Right now, approximately 1,500 acres of genetically modified corn are grown on Boulder County Parks and Open Space and the Boulder County Commissioners are considering whether to allow genetically modified sugar beets this fall. Genetically modified sugar beets dominate the market and it is difficult to grow or find non-genetically modified sugar beets.
- Evaluated the contents of the vending machines located throughout the school and created a display to raise awareness about what products might contain GMOs
- Held a GMO-free bake sale
- Presented an awareness raising PowerPoint presentation for the school
- Hosted a GMO-free lunch for the school to raise awareness
- Created and wore t-shirts exhibiting information about GMO’s
- Placed numerous posters throughout the school detailing GMO’s
- Distributed fliers with information about GMO’s
During their Action Project week, students reached approximately 350 people in their school community. Because of their hard work and dedication, the students educated their peers and teachers about GMO’s, giving them the opportunity to make an informed opinion about what they think about the issue. Although it required great effort, CAP students made a positive impact in their school and in their community.
The more you do to help the world, the more powerful you feel, the less helpless… At the start of the quarter I was skeptical… I was sure I couldn’t learn anything new about the environmental problems of the world. When we began looking at issues I was close-minded and righteous. When we debated issues I had a strong “I am right and you are wrong” opinion. CAP has not only changed that righteousness, but it has ended it. As my mind open and I began to trust other people in the class I became more than willing to learn other people’s opinions. The Action Project renewed my faith in the human race.” Marley K., Community Adventure Program student.
“Just say no to GMOs!”

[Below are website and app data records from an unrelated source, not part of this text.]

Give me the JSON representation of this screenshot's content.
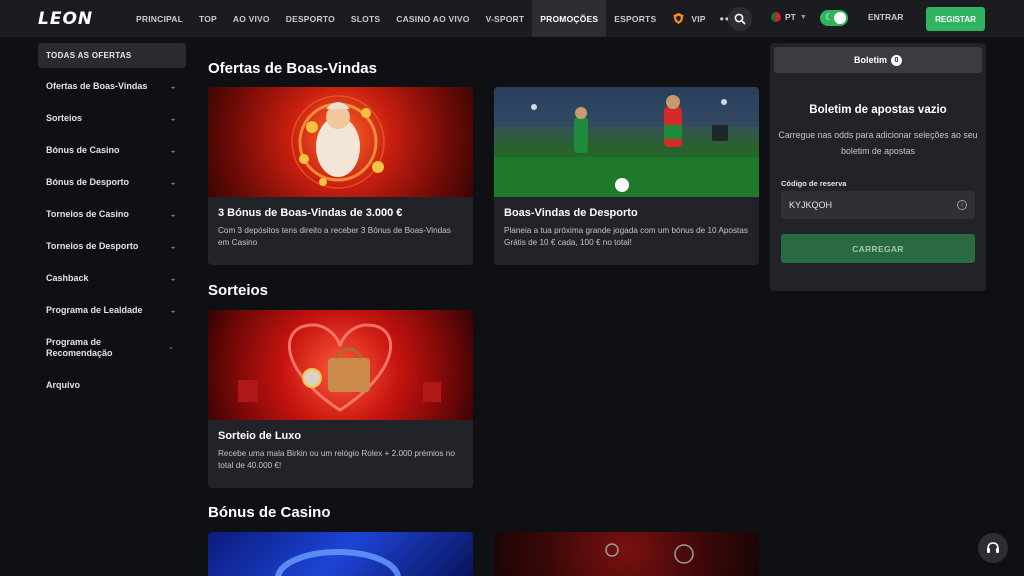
{
  "header": {
    "logo": "LEON",
    "nav": [
      "PRINCIPAL",
      "TOP",
      "AO VIVO",
      "DESPORTO",
      "SLOTS",
      "CASINO AO VIVO",
      "V-SPORT",
      "PROMOÇÕES",
      "ESPORTS",
      "VIP"
    ],
    "more_label": "•••",
    "active_nav": "PROMOÇÕES",
    "language": "PT",
    "login_label": "ENTRAR",
    "register_label": "REGISTAR"
  },
  "sidebar": {
    "all_offers": "TODAS AS OFERTAS",
    "items": [
      {
        "label": "Ofertas de Boas-Vindas"
      },
      {
        "label": "Sorteios"
      },
      {
        "label": "Bónus de Casino"
      },
      {
        "label": "Bónus de Desporto"
      },
      {
        "label": "Torneios de Casino"
      },
      {
        "label": "Torneios de Desporto"
      },
      {
        "label": "Cashback"
      },
      {
        "label": "Programa de Lealdade"
      },
      {
        "label": "Programa de Recomendação"
      },
      {
        "label": "Arquivo"
      }
    ]
  },
  "sections": [
    {
      "title": "Ofertas de Boas-Vindas",
      "cards": [
        {
          "title": "3 Bónus de Boas-Vindas de 3.000 €",
          "description": "Com 3 depósitos tens direito a receber 3 Bónus de Boas-Vindas em Casino"
        },
        {
          "title": "Boas-Vindas de Desporto",
          "description": "Planeia a tua próxima grande jogada com um bónus de 10 Apostas Grátis de 10 € cada, 100 € no total!"
        }
      ]
    },
    {
      "title": "Sorteios",
      "cards": [
        {
          "title": "Sorteio de Luxo",
          "description": "Recebe uma mala Birkin ou um relógio Rolex + 2.000 prémios no total de 40.000 €!"
        }
      ]
    },
    {
      "title": "Bónus de Casino",
      "cards": []
    }
  ],
  "betslip": {
    "tab_label": "Boletim",
    "count": "0",
    "empty_title": "Boletim de apostas vazio",
    "empty_desc": "Carregue nas odds para adicionar seleções ao seu boletim de apostas",
    "code_label": "Código de reserva",
    "code_value": "KYJKQOH",
    "load_label": "CARREGAR"
  },
  "colors": {
    "accent": "#2fb55f",
    "background": "#0f1013",
    "panel": "#222328"
  }
}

hey, there — whatcha eating? Chips? Did you know that over 90% of all corn grown in the USA is genetically modified?
The 1st quarter CAP class’s Action Project, GMOs, taught them this, and many other startling facts about the nation’s Genetically Engineered food. It also taught them to be pay attention to the food they choose to eat. For their action project week students:
- Evaluated the contents of the vending machine.
- Had a GMO free bake sale.
- Did an awareness raising power point presentation for the school.
- And Hosted a GMO-free lunch for the school to raise awareness.
Students were inspired to pick GMO’s as their topic when they learned that Boulder County Commissioners are trying to decide whether to allow genetically modified sugar beets to grow on Open Space Land. The commissioners will make a decision soon and hope also to create an overarching policy for GMOs in Boulder County.
Other awesome highlights from the week: during their vending machine audit, students found that many items being sold probably contained genetically modified ingredients, it’s impossible to say for sure because in the United States companies are not required to label products which contain GMOs, unlike Europe, on Wednesday. students dressed up as creatures negatively affected by GMOs and presented to the school about what they had learned during Community Gathering; Thursday’s GMO free lunch was a hit!
There were some challenges however. “It’s a really complex issue,” said one student. “It was hard to make it [Action Project Week] fun for people and educational.”
Students say, it was also a struggle get started and definitively plan out all the details to make a good Action Project. However, students said, “this class worked really well together,” and over the space of 9 weeks all made some solid friendships and learned a great deal about a pressing local environmental issue.
Great work, CAP class!